Alexander’s Army, July Mutiny of
PRINCIPAL COMBATANTS: Mutiny of Alexander III the
Great’s Macedonian army
PRINCIPAL THEATER(S): The mutiny took place in India.
DECLARATION: Appeal of the soldiers, July 326 B.C.E.
MAJOR ISSUES AND OBJECTIVES: The army, exhausted by
ceaseless and far-ranging campaigning, wanted to return
OUTCOME: Without violence, the troops prevailed, and
Alexander broke off his Indian conquest.
APPROXIMATE MAXIMUM NUMBER OF MEN UNDER ARMS:
Alexander’s forces, 50,000–60,000 men at this time
ALEXANDER’S INVASION OF INDIA (328–326 B.C.E.) was
ended not by opposition from the enemy, but by the failure
of his soldiers to match the passion and endurance of
their leader. By July of 326 B.C.E., Alexander had penetrated
India as far as the Beas (Hyphasis) River. Here he
paused, and his army staged one of the greatest military
mutinies of ancient times. Although massive, the mutiny
was essentially nonviolent and even respectful. Alexander
III the Great understood that the force behind his conquests
was the morale of his troops. Violence was not necessary
to persuade him to accede to their demand to break
off the Indian campaign and return to Macedonia. He recognized
that, as a force, they were spent. Alexander began
the long march home.
Further reading: Peter Green, Alexander of Macedon,
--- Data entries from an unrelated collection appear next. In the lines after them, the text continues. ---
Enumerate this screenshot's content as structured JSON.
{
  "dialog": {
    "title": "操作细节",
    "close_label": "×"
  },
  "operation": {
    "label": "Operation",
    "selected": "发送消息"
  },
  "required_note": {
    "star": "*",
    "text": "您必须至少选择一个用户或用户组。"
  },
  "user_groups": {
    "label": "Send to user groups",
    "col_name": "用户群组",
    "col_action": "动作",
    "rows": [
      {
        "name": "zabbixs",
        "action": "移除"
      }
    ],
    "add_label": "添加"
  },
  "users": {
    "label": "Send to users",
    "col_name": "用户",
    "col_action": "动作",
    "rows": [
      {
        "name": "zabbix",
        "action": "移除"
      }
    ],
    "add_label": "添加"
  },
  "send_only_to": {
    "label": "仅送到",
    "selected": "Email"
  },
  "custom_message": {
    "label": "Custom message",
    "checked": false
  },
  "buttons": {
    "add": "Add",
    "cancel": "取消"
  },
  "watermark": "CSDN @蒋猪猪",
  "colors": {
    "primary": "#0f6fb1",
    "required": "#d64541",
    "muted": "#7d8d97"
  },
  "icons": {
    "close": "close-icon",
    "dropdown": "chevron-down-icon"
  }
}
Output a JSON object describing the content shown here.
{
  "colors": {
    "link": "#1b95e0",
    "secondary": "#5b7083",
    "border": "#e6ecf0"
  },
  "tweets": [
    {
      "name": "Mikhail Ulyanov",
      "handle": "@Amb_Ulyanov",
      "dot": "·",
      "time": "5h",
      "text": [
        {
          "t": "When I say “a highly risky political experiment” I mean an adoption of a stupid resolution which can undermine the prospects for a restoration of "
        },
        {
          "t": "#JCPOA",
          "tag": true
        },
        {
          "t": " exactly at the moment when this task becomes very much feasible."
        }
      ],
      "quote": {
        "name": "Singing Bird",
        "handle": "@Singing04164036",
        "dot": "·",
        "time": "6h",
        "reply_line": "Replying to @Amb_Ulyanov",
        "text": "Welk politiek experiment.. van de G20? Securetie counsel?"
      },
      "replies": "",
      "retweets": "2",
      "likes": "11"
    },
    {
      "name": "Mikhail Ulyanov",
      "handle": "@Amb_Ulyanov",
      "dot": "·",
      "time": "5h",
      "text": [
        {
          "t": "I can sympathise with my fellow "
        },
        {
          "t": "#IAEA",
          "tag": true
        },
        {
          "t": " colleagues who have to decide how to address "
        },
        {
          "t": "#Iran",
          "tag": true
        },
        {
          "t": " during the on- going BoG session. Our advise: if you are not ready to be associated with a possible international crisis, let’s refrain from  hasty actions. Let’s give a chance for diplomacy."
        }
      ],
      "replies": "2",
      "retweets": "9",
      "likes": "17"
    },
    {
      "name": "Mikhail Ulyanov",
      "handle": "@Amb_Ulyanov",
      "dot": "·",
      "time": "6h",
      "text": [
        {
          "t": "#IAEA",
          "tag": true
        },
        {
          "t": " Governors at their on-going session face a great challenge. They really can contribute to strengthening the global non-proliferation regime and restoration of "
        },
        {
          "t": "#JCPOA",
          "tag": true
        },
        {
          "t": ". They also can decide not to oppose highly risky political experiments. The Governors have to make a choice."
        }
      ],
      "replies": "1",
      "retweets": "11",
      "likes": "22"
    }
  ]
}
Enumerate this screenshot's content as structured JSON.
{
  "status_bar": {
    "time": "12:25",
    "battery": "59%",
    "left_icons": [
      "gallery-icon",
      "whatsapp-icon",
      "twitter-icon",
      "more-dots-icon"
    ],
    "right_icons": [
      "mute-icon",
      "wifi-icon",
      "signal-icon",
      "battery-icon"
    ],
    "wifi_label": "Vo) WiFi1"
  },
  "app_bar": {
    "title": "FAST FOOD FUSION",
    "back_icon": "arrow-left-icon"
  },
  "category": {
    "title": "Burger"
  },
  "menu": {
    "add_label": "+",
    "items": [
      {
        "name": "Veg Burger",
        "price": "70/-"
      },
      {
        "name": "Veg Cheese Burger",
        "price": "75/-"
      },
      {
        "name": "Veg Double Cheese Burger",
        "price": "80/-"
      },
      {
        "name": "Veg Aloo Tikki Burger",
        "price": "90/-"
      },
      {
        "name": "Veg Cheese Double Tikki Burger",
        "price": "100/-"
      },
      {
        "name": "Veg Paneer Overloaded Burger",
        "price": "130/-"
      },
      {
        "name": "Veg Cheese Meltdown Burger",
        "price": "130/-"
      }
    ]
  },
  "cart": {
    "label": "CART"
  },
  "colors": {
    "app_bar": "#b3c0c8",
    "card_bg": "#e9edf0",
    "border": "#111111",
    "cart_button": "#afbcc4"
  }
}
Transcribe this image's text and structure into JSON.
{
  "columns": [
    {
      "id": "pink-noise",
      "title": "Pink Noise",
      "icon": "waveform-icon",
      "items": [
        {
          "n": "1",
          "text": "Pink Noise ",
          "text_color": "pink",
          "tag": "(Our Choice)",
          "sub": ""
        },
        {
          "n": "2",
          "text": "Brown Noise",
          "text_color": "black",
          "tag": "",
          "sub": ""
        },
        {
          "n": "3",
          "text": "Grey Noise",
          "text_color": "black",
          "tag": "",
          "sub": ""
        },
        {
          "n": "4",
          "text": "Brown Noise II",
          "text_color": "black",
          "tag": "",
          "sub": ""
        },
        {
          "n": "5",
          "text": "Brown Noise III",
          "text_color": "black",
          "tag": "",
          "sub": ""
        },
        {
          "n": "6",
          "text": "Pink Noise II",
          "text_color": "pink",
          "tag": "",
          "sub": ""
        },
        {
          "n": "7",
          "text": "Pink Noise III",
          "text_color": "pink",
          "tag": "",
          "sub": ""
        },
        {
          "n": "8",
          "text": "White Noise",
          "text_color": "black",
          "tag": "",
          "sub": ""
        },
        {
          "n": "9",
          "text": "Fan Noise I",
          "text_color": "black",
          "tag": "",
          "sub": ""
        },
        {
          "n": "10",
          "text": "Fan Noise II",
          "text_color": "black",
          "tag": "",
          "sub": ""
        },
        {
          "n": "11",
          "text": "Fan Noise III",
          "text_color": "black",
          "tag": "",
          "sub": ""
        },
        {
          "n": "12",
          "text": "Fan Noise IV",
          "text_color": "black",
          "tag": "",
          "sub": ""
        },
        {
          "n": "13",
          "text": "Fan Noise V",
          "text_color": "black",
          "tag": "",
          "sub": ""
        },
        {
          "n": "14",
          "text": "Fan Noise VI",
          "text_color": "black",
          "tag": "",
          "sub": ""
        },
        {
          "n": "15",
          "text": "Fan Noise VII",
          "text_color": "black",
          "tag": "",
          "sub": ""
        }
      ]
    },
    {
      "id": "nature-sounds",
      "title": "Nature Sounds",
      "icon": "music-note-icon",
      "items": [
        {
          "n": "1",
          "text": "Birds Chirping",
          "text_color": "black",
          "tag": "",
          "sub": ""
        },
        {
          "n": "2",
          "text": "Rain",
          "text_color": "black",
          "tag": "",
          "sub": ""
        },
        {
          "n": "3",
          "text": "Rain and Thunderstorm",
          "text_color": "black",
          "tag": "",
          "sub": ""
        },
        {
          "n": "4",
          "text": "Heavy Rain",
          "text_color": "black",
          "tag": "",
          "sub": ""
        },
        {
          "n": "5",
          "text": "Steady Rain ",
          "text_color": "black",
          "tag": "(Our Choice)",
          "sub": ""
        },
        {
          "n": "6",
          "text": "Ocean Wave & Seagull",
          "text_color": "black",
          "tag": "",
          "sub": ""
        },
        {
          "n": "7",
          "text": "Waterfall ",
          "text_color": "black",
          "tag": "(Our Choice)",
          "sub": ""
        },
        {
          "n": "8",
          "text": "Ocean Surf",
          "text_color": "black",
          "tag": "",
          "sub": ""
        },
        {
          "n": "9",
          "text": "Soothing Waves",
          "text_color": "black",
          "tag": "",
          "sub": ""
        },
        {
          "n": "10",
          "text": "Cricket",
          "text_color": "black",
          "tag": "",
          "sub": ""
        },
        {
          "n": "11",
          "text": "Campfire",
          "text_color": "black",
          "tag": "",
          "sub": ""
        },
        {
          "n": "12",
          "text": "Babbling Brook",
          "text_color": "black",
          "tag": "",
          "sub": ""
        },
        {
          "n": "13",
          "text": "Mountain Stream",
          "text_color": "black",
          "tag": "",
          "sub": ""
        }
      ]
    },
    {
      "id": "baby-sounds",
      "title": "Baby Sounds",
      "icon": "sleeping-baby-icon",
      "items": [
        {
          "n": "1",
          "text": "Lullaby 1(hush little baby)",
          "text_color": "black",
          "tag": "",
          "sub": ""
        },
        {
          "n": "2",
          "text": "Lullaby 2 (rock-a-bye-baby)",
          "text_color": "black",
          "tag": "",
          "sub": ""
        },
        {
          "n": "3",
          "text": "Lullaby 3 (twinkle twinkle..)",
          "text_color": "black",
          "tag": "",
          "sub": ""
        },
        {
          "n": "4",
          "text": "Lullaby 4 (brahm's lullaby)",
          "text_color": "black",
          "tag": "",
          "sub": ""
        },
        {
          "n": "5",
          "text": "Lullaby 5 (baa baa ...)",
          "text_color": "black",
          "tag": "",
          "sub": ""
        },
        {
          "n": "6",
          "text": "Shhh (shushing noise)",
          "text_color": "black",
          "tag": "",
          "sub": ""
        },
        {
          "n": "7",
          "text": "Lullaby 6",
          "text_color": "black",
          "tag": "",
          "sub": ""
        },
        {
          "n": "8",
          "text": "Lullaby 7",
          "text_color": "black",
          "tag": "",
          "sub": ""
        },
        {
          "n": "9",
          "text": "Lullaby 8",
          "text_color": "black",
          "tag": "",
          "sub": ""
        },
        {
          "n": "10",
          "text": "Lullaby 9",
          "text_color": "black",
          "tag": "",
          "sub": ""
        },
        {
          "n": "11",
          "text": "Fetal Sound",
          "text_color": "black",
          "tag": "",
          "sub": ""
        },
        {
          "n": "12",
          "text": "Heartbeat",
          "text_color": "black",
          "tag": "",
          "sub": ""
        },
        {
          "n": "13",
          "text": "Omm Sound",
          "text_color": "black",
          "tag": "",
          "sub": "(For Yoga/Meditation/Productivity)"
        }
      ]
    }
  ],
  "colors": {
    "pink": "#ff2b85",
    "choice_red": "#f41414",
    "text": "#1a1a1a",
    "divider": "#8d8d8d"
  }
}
356–323 B.C.E.: A Historical Biography (Berkeley: University
of California Press, 1992).